App and web page records:
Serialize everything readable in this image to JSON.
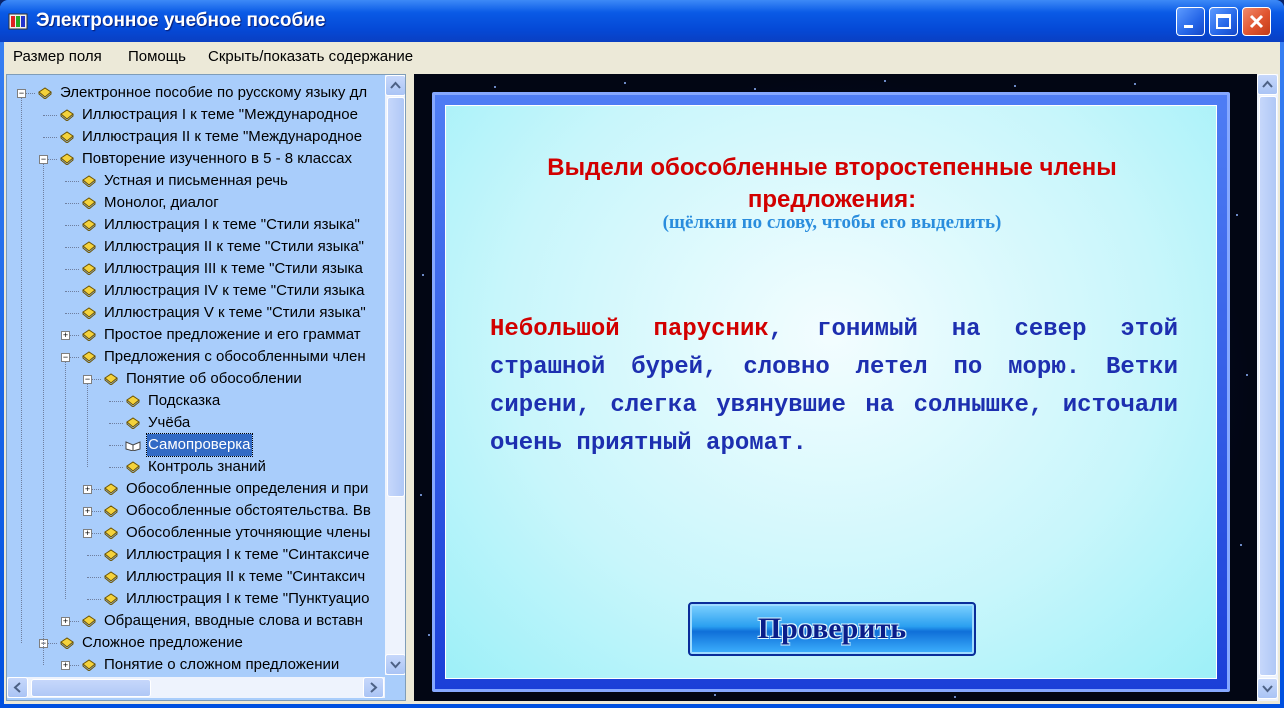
{
  "window": {
    "title": "Электронное учебное пособие",
    "title_color": "#0a5ae6"
  },
  "menu": {
    "items": [
      {
        "label": "Размер поля"
      },
      {
        "label": "Помощь"
      },
      {
        "label": "Скрыть/показать содержание"
      }
    ]
  },
  "tree": {
    "nodes": [
      {
        "label": "Электронное пособие по русскому языку дл",
        "level": 0,
        "expander": "minus",
        "icon": "book-closed-icon"
      },
      {
        "label": "Иллюстрация I к теме \"Международное",
        "level": 1,
        "expander": "",
        "icon": "book-closed-icon"
      },
      {
        "label": "Иллюстрация II к теме \"Международное",
        "level": 1,
        "expander": "",
        "icon": "book-closed-icon"
      },
      {
        "label": "Повторение изученного в 5 - 8 классах",
        "level": 1,
        "expander": "minus",
        "icon": "book-closed-icon"
      },
      {
        "label": "Устная и письменная речь",
        "level": 2,
        "expander": "",
        "icon": "book-closed-icon"
      },
      {
        "label": "Монолог, диалог",
        "level": 2,
        "expander": "",
        "icon": "book-closed-icon"
      },
      {
        "label": "Иллюстрация I к теме \"Стили языка\"",
        "level": 2,
        "expander": "",
        "icon": "book-closed-icon"
      },
      {
        "label": "Иллюстрация II к теме \"Стили языка\"",
        "level": 2,
        "expander": "",
        "icon": "book-closed-icon"
      },
      {
        "label": "Иллюстрация III к теме \"Стили языка",
        "level": 2,
        "expander": "",
        "icon": "book-closed-icon"
      },
      {
        "label": "Иллюстрация IV к теме \"Стили языка",
        "level": 2,
        "expander": "",
        "icon": "book-closed-icon"
      },
      {
        "label": "Иллюстрация V к теме \"Стили языка\"",
        "level": 2,
        "expander": "",
        "icon": "book-closed-icon"
      },
      {
        "label": "Простое предложение и его граммат",
        "level": 2,
        "expander": "plus",
        "icon": "book-closed-icon"
      },
      {
        "label": "Предложения с обособленными член",
        "level": 2,
        "expander": "minus",
        "icon": "book-closed-icon"
      },
      {
        "label": "Понятие об обособлении",
        "level": 3,
        "expander": "minus",
        "icon": "book-closed-icon"
      },
      {
        "label": "Подсказка",
        "level": 4,
        "expander": "",
        "icon": "book-closed-icon"
      },
      {
        "label": "Учёба",
        "level": 4,
        "expander": "",
        "icon": "book-closed-icon"
      },
      {
        "label": "Самопроверка",
        "level": 4,
        "expander": "",
        "icon": "book-open-icon",
        "selected": true
      },
      {
        "label": "Контроль знаний",
        "level": 4,
        "expander": "",
        "icon": "book-closed-icon"
      },
      {
        "label": "Обособленные определения и при",
        "level": 3,
        "expander": "plus",
        "icon": "book-closed-icon"
      },
      {
        "label": "Обособленные обстоятельства. Вв",
        "level": 3,
        "expander": "plus",
        "icon": "book-closed-icon"
      },
      {
        "label": "Обособленные уточняющие члены",
        "level": 3,
        "expander": "plus",
        "icon": "book-closed-icon"
      },
      {
        "label": "Иллюстрация I к теме \"Синтаксиче",
        "level": 3,
        "expander": "",
        "icon": "book-closed-icon"
      },
      {
        "label": "Иллюстрация II к теме \"Синтаксич",
        "level": 3,
        "expander": "",
        "icon": "book-closed-icon"
      },
      {
        "label": "Иллюстрация I к теме \"Пунктуацио",
        "level": 3,
        "expander": "",
        "icon": "book-closed-icon"
      },
      {
        "label": "Обращения, вводные слова и вставн",
        "level": 2,
        "expander": "plus",
        "icon": "book-closed-icon"
      },
      {
        "label": "Сложное предложение",
        "level": 1,
        "expander": "minus",
        "icon": "book-closed-icon"
      },
      {
        "label": "Понятие о сложном предложении",
        "level": 2,
        "expander": "plus",
        "icon": "book-closed-icon"
      }
    ]
  },
  "exercise": {
    "title": "Выдели обособленные второстепенные члены предложения:",
    "hint": "(щёлкни по слову, чтобы его выделить)",
    "passage": [
      {
        "text": "Небольшой",
        "selected": true
      },
      {
        "text": " ",
        "selected": false
      },
      {
        "text": "парусник",
        "selected": true
      },
      {
        "text": ", гонимый на север этой страшной бурей, словно летел по морю. Ветки сирени, слегка увянувшие на солнышке, источали очень приятный аромат.",
        "selected": false
      }
    ],
    "check_button": "Проверить",
    "colors": {
      "selected": "#d20000",
      "text": "#1d2fb0",
      "hint": "#2a8ddd"
    }
  }
}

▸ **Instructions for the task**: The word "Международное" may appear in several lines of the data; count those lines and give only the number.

▸ **Exercise output**: 2